Backlog Military History Reading List – Part 1

2016_01_08_books_2As promised earlier, here’s the first part of the 2016 reading plan, along with a short blurb as to why each book made the cut.

After all, there will still be a backlog of books when 2017 rolls around. I know I’ll add to this as the year goes on, so if you have any recommendations for new military history books, please send them my way! Anyway, here’s part one, in which you may detect a Kursk theme:

  1. Stalin’s Favorite: The Combat History of the 2nd Guards Tank Army from Kursk to Berlin: Volume 1: January 1943-June 1944 by Igor Nebolsin — This is the only Soviet unit history I’ve ever seen in English and is part of the Russian language scholarship on the Great Patriotic War that is finally making its way into English. Other books that have made the cut for English language translation have been very promising The Viaz’ma Catastrophe and Demolishing the Myth are some examples). FINISHED – Review Pending

  2. The Battle of Kursk By David M. Glantz and Jonathan M. House — This is still the best single volume history of the entire battle, covering both the fighting on both the northern and southern shoulders of the salient. My last read was almost a decade ago, so I thought a review before diving into the next two books might be in order. FINISHED – Review Pending
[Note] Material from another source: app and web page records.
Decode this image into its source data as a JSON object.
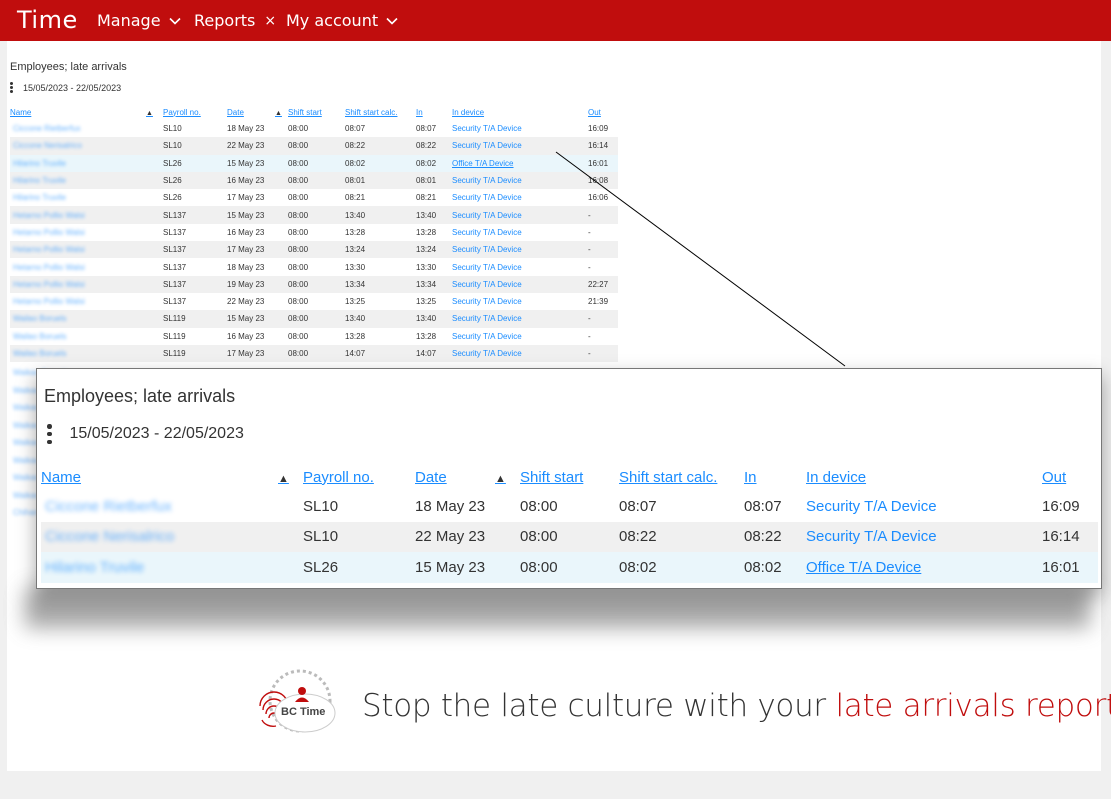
{
  "app": {
    "title": "Time"
  },
  "nav": {
    "manage": "Manage",
    "reports": "Reports",
    "my_account": "My account"
  },
  "report": {
    "title": "Employees; late arrivals",
    "range": "15/05/2023 - 22/05/2023",
    "columns": {
      "name": "Name",
      "payroll": "Payroll no.",
      "date": "Date",
      "shift_start": "Shift start",
      "shift_start_calc": "Shift start calc.",
      "in": "In",
      "in_device": "In device",
      "out": "Out"
    },
    "rows": [
      {
        "name": "Ciccone Rietberfux",
        "payroll": "SL10",
        "date": "18 May 23",
        "shift": "08:00",
        "calc": "08:07",
        "in": "08:07",
        "device": "Security T/A Device",
        "out": "16:09"
      },
      {
        "name": "Ciccone Nerisalrico",
        "payroll": "SL10",
        "date": "22 May 23",
        "shift": "08:00",
        "calc": "08:22",
        "in": "08:22",
        "device": "Security T/A Device",
        "out": "16:14"
      },
      {
        "name": "Hilarino Truvile",
        "payroll": "SL26",
        "date": "15 May 23",
        "shift": "08:00",
        "calc": "08:02",
        "in": "08:02",
        "device": "Office T/A Device",
        "out": "16:01"
      },
      {
        "name": "Hilarino Truvile",
        "payroll": "SL26",
        "date": "16 May 23",
        "shift": "08:00",
        "calc": "08:01",
        "in": "08:01",
        "device": "Security T/A Device",
        "out": "16:08"
      },
      {
        "name": "Hilarino Truvile",
        "payroll": "SL26",
        "date": "17 May 23",
        "shift": "08:00",
        "calc": "08:21",
        "in": "08:21",
        "device": "Security T/A Device",
        "out": "16:06"
      },
      {
        "name": "Hetarno Pollio Walsi",
        "payroll": "SL137",
        "date": "15 May 23",
        "shift": "08:00",
        "calc": "13:40",
        "in": "13:40",
        "device": "Security T/A Device",
        "out": "-"
      },
      {
        "name": "Hetarno Pollio Walsi",
        "payroll": "SL137",
        "date": "16 May 23",
        "shift": "08:00",
        "calc": "13:28",
        "in": "13:28",
        "device": "Security T/A Device",
        "out": "-"
      },
      {
        "name": "Hetarno Pollio Walsi",
        "payroll": "SL137",
        "date": "17 May 23",
        "shift": "08:00",
        "calc": "13:24",
        "in": "13:24",
        "device": "Security T/A Device",
        "out": "-"
      },
      {
        "name": "Hetarno Pollio Walsi",
        "payroll": "SL137",
        "date": "18 May 23",
        "shift": "08:00",
        "calc": "13:30",
        "in": "13:30",
        "device": "Security T/A Device",
        "out": "-"
      },
      {
        "name": "Hetarno Pollio Walsi",
        "payroll": "SL137",
        "date": "19 May 23",
        "shift": "08:00",
        "calc": "13:34",
        "in": "13:34",
        "device": "Security T/A Device",
        "out": "22:27"
      },
      {
        "name": "Hetarno Pollio Walsi",
        "payroll": "SL137",
        "date": "22 May 23",
        "shift": "08:00",
        "calc": "13:25",
        "in": "13:25",
        "device": "Security T/A Device",
        "out": "21:39"
      },
      {
        "name": "Wailao Boruels",
        "payroll": "SL119",
        "date": "15 May 23",
        "shift": "08:00",
        "calc": "13:40",
        "in": "13:40",
        "device": "Security T/A Device",
        "out": "-"
      },
      {
        "name": "Wailao Boruels",
        "payroll": "SL119",
        "date": "16 May 23",
        "shift": "08:00",
        "calc": "13:28",
        "in": "13:28",
        "device": "Security T/A Device",
        "out": "-"
      },
      {
        "name": "Wailao Boruels",
        "payroll": "SL119",
        "date": "17 May 23",
        "shift": "08:00",
        "calc": "14:07",
        "in": "14:07",
        "device": "Security T/A Device",
        "out": "-"
      }
    ],
    "hidden_names": [
      "Waikao Boruels",
      "Waikao Boruels",
      "Waikao Boruels",
      "Waikao Boruels",
      "Waikao Boruels",
      "Waikao Boruels",
      "Waikao Boruels",
      "Waikao Boruels",
      "Chihario"
    ]
  },
  "zoom": {
    "title": "Employees; late arrivals",
    "range": "15/05/2023 - 22/05/2023",
    "rows": [
      {
        "name": "Ciccone Rietberfux",
        "payroll": "SL10",
        "date": "18 May 23",
        "shift": "08:00",
        "calc": "08:07",
        "in": "08:07",
        "device": "Security T/A Device",
        "out": "16:09"
      },
      {
        "name": "Ciccone Nerisalrico",
        "payroll": "SL10",
        "date": "22 May 23",
        "shift": "08:00",
        "calc": "08:22",
        "in": "08:22",
        "device": "Security T/A Device",
        "out": "16:14"
      },
      {
        "name": "Hilarino Truvile",
        "payroll": "SL26",
        "date": "15 May 23",
        "shift": "08:00",
        "calc": "08:02",
        "in": "08:02",
        "device": "Office T/A Device",
        "out": "16:01"
      }
    ]
  },
  "logo": {
    "text": "BC Time"
  },
  "tagline": {
    "lead": "Stop the late culture with your ",
    "accent": "late arrivals report"
  },
  "colors": {
    "brand": "#c00d0d",
    "link": "#1a8cff"
  }
}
  3. Demolishing the Myth: The Tank Battle at Prokhorovka, Kursk, July 1943: An Operational Narrative by Valeriy Zamulin — The author was a staff member of the Prokhorovka Battlefield State Museum and published in Russia in 2005. This is one of the primary current references on Prokhorovka, containing insights about the terrain and how it influenced the fighting found nowhere else.

  4. Kursk: The Battle of Prokhorovka by Christopher A. Lawrence — The big book of Prokhorovka which contains a wealth of detail not found in other books on Kursk.  Every division fighting gets a level of focus normally reserved for GD and the SS divisions.

  5. Guns Against the Reich: Memoirs of an Artillery Officer on the Eastern Front by Petr Mikhin — This is one of the better memoirs to come out of Russia lately, written by an artillery officer that fought at Kursk.

  6. Decision in the Ukraine, Summer 1943: II. SS and III. Panzerkorps by George M. Nipe — This is Nipe’s second book, following Last Victory in Russia: The SS-Panzerkorps and Manstein’s Kharkov Counteroffensive, February-March 1943 and preceding Blood, Steel and Myth: The II.SS-Panzer-Korps and the Road to Prochorowka. The book covers the fighting at Prokhorovka, but also deals with the fighting along the Mius river which followed immediately afterwards. The SS love is strong, but it covers territory otherwise neglected in English.

  7. Panzer Battles: A Study of the Employment of Armor in the Second World War by F .W. Von Mellenthin – This is one of the standard post war German accounts of fighting on the Eastern Front and it’s been a while since I read it. I’m very interested to see how it’s aged in light of more recent scholarship.

  8. Red Army Tank Commanders: The Armored Guards by Richard N. Armstrong — This is a set of biographical essays about the generals that would lead Red Army Tank Armies to victory, sort of a who’s who of Soviet armored leadership.

  9. The Wages of Destruction: The Making and Breaking of the Nazi Economy by Adam Tooze — I discovered this book through reading David Stahel’s series of books on Barbarossa here, here, here and here. My good friend Bill Pilon (his highly recommended book blog is here) then hooked me up with a copy, so it seems I’m fated to tackle this one.

  10. Panzer Tactics: German Small-Unit Armor Tactics in World War II by Wolfgang Schneider — I acquired this in one of Amazon’s periodic $0.99 kindle book sales, which haven’t helped with reducing the book backlog! It’s a study of German armor doctrine at the company and battalion level, which will provide some context to the armor clashes and the large positive exchange ratios the Germans managed in 1943.


Beyond this list there are are three books I’d like to pick up to supplement the Kursk theme and two more I’d love to get a hold of at some point.

And the two books for the longer term:

  • Kursk 1943: A Statistical Analysis by Anders Frankson and Niklas Zetterling — This is a numbers and analysis book rather than a narrative history, so appeals to my numbers geek / conflict simulation side. It’s an important cornerstone to the current round of Kursk reinterpretation, although much of its analysis is incorporated into more recent books.
  • The Battle for Kursk 1943: The Soviet General Staff Study by David M. Glantz and Harold S. Orenstein — One of the series of translated Soviet General Staff studies on various operations of the Great Patriotic War, this as an honest assessment of the fighting as the Soviets saw it.If I’m missing any appropriate books, let me know!